    My 92 Trooper has the same problem. If it has been off for a few minutes, it fires right up and when it has been off overnight. When it has been off for a couple hours, it needs to be cranked for a long time before it fires.

    Lately, on occassion, it has been chugging, stalling, blowing a lot of smoke and even backfiring. Then it runs perfecly except it seems to be running rich. These symptoms srarted a couple weeks after a complete exhaust system was installed from the manifolds in the fall.

    Now it is colder and my trooper has flooded itself out twice now. I pulled the plugs to let it dry out and replaced the O2 sensor.

    I've read your blog before (jfrozenh2o) and am leaning towards your idea of leaking fuel injectors, or some other fuel delivery issue. I've also read of others with hard starting issues and many trouble shooting possibilities, but no solutions or successful attempts to remedy these problems.

    I love my trooper and just want it to run like it did a few months ago...and would like the gas mileage to go back to normal.

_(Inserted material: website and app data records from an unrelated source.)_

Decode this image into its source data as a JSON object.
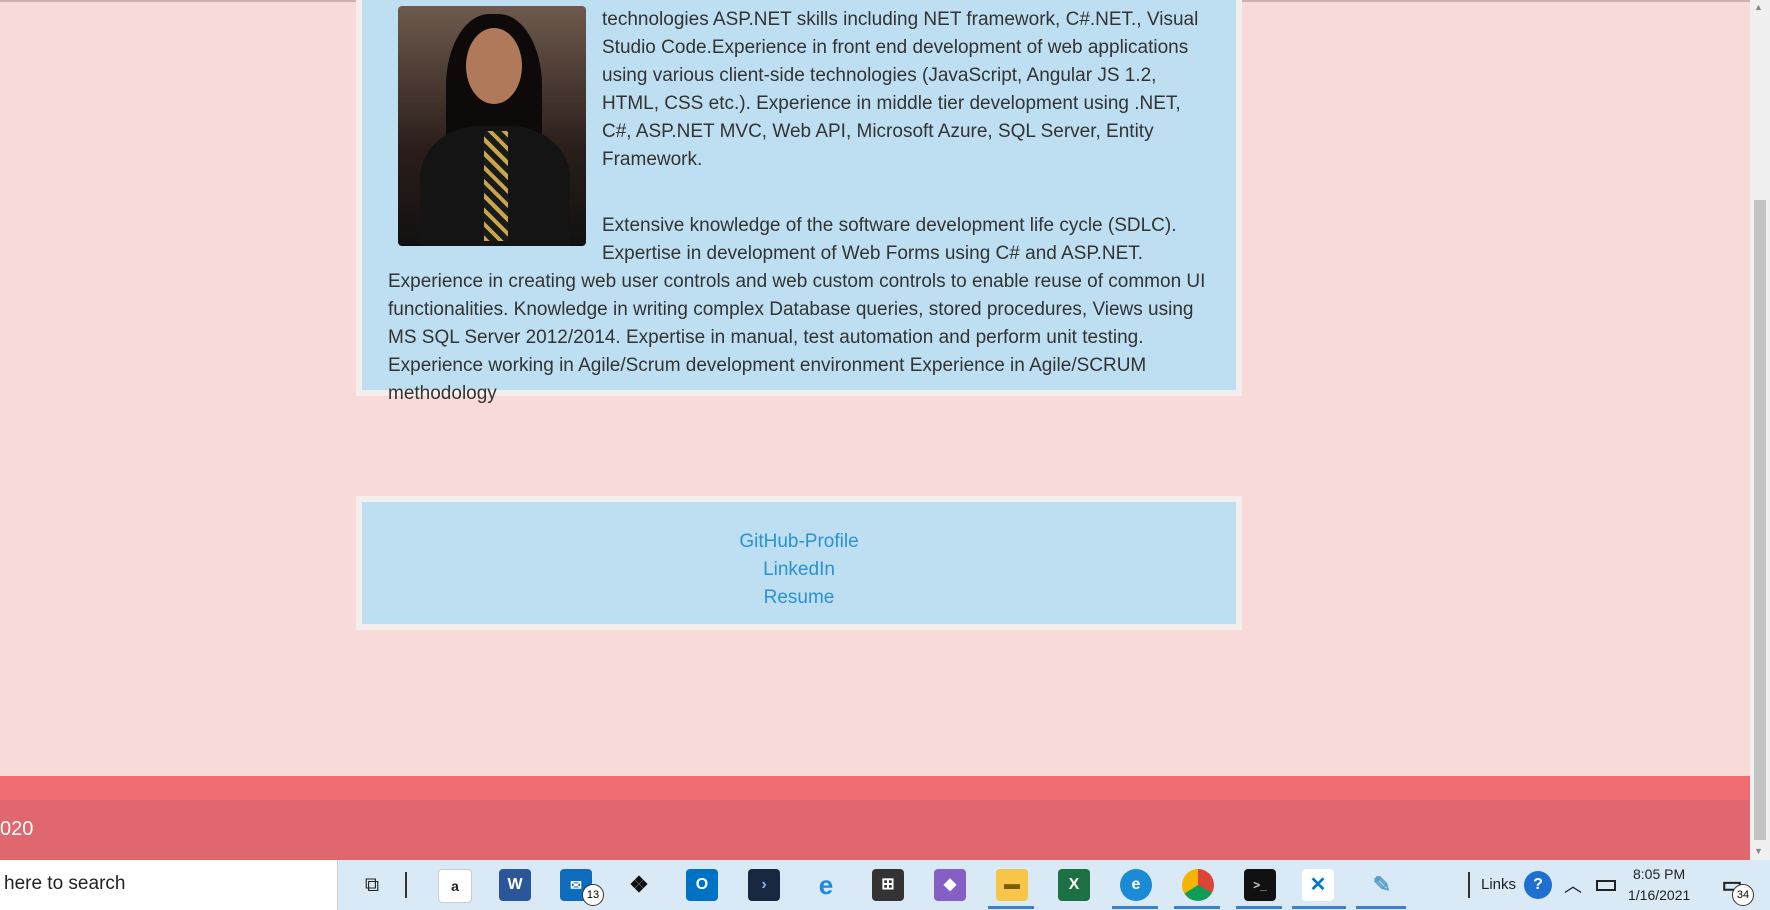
{
  "about": {
    "paragraph1": "technologies ASP.NET skills including NET framework, C#.NET., Visual Studio Code.Experience in front end development of web applications using various client-side technologies (JavaScript, Angular JS 1.2, HTML, CSS etc.). Experience in middle tier development using .NET, C#, ASP.NET MVC, Web API, Microsoft Azure, SQL Server, Entity Framework.",
    "paragraph2": "Extensive knowledge of the software development life cycle (SDLC). Expertise in development of Web Forms using C# and ASP.NET. Experience in creating web user controls and web custom controls to enable reuse of common UI functionalities. Knowledge in writing complex Database queries, stored procedures, Views using MS SQL Server 2012/2014. Expertise in manual, test automation and perform unit testing. Experience working in Agile/Scrum development environment Experience in Agile/SCRUM methodology"
  },
  "links": {
    "github": "GitHub-Profile",
    "linkedin": "LinkedIn",
    "resume": "Resume"
  },
  "footer": {
    "text": "020"
  },
  "taskbar": {
    "search_text": "here to search",
    "mail_badge": "13",
    "links_label": "Links",
    "time": "8:05 PM",
    "date": "1/16/2021",
    "notification_count": "34"
  }
}
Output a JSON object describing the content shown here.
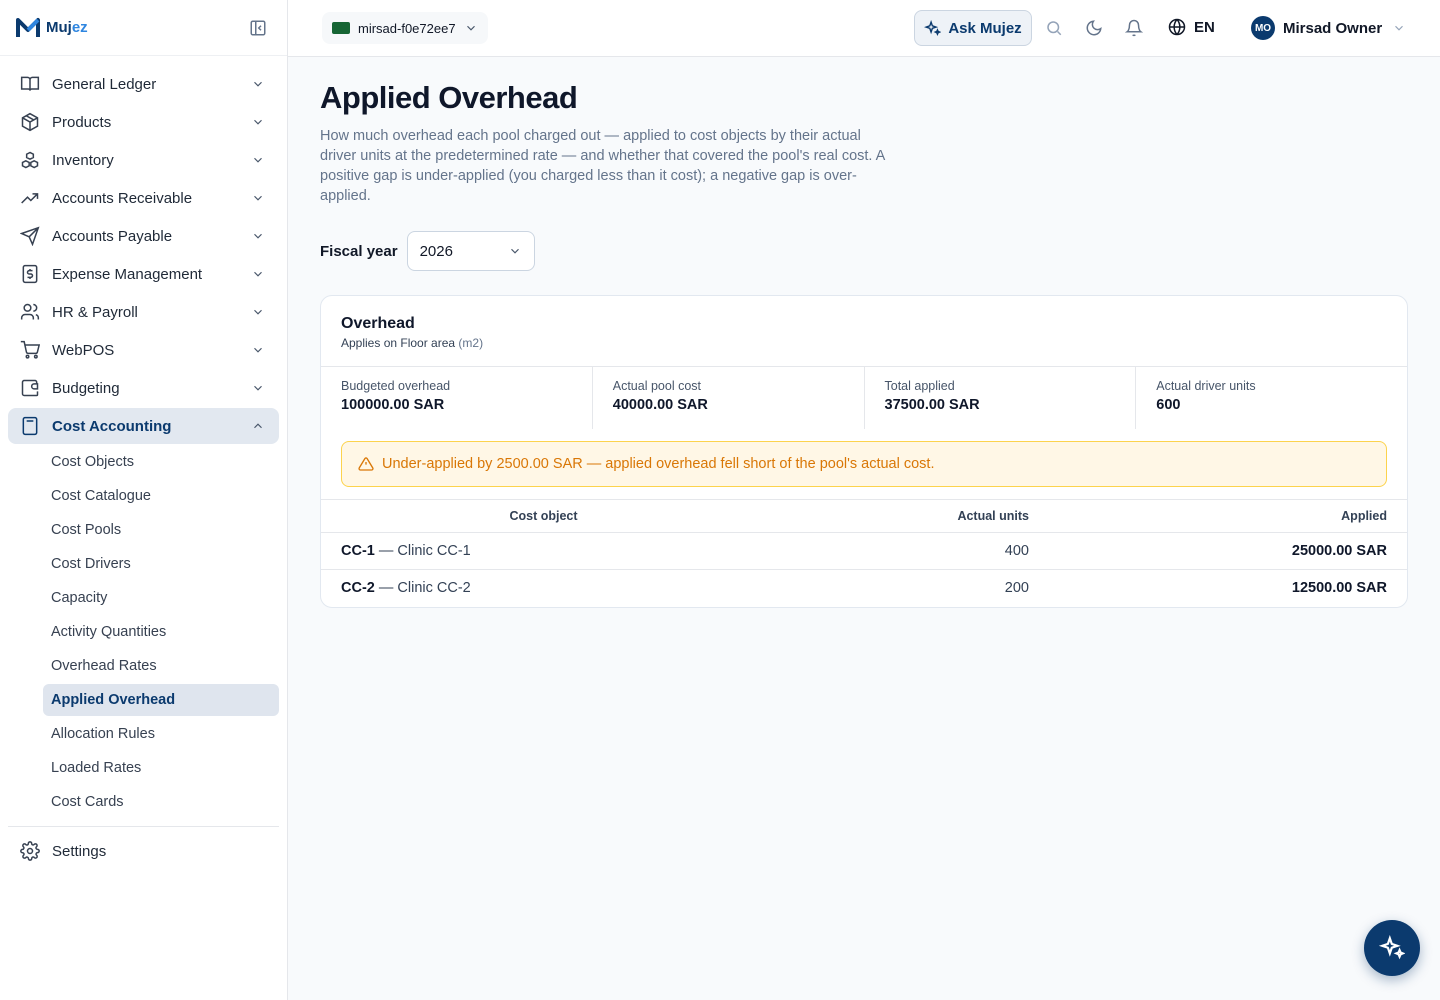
{
  "brand": {
    "name_main": "Muj",
    "name_accent": "ez"
  },
  "sidebar": {
    "items": [
      {
        "label": "General Ledger",
        "icon": "book-open-icon"
      },
      {
        "label": "Products",
        "icon": "package-icon"
      },
      {
        "label": "Inventory",
        "icon": "boxes-icon"
      },
      {
        "label": "Accounts Receivable",
        "icon": "trending-up-icon"
      },
      {
        "label": "Accounts Payable",
        "icon": "send-icon"
      },
      {
        "label": "Expense Management",
        "icon": "receipt-dollar-icon"
      },
      {
        "label": "HR & Payroll",
        "icon": "users-icon"
      },
      {
        "label": "WebPOS",
        "icon": "cart-icon"
      },
      {
        "label": "Budgeting",
        "icon": "wallet-icon"
      },
      {
        "label": "Cost Accounting",
        "icon": "calculator-icon"
      }
    ],
    "cost_sub": [
      "Cost Objects",
      "Cost Catalogue",
      "Cost Pools",
      "Cost Drivers",
      "Capacity",
      "Activity Quantities",
      "Overhead Rates",
      "Applied Overhead",
      "Allocation Rules",
      "Loaded Rates",
      "Cost Cards"
    ],
    "settings": "Settings"
  },
  "header": {
    "org": "mirsad-f0e72ee7",
    "ask": "Ask Mujez",
    "lang": "EN",
    "avatar_initials": "MO",
    "user_name": "Mirsad Owner"
  },
  "page": {
    "title": "Applied Overhead",
    "description": "How much overhead each pool charged out — applied to cost objects by their actual driver units at the predetermined rate — and whether that covered the pool's real cost. A positive gap is under-applied (you charged less than it cost); a negative gap is over-applied.",
    "fy_label": "Fiscal year",
    "fy_value": "2026"
  },
  "pool": {
    "name": "Overhead",
    "applies_prefix": "Applies on Floor area",
    "applies_unit": "(m2)",
    "stats": [
      {
        "label": "Budgeted overhead",
        "value": "100000.00 SAR"
      },
      {
        "label": "Actual pool cost",
        "value": "40000.00 SAR"
      },
      {
        "label": "Total applied",
        "value": "37500.00 SAR"
      },
      {
        "label": "Actual driver units",
        "value": "600"
      }
    ],
    "alert": "Under-applied by 2500.00 SAR — applied overhead fell short of the pool's actual cost.",
    "table": {
      "headers": [
        "Cost object",
        "Actual units",
        "Applied"
      ],
      "rows": [
        {
          "code": "CC-1",
          "name": " — Clinic CC-1",
          "units": "400",
          "applied": "25000.00 SAR"
        },
        {
          "code": "CC-2",
          "name": " — Clinic CC-2",
          "units": "200",
          "applied": "12500.00 SAR"
        }
      ]
    }
  },
  "colors": {
    "brand": "#0b3a6e",
    "accent": "#2f86e0",
    "warning": "#d97706"
  }
}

    If the new O2 sensor helps, I'll post it. If you changed the injectors on yours, did the problem go away? My local dealer suggested a wiring harness at the front under the rad that typically turns green and cases problems. thanks, Kenny.
This discussion has been closed.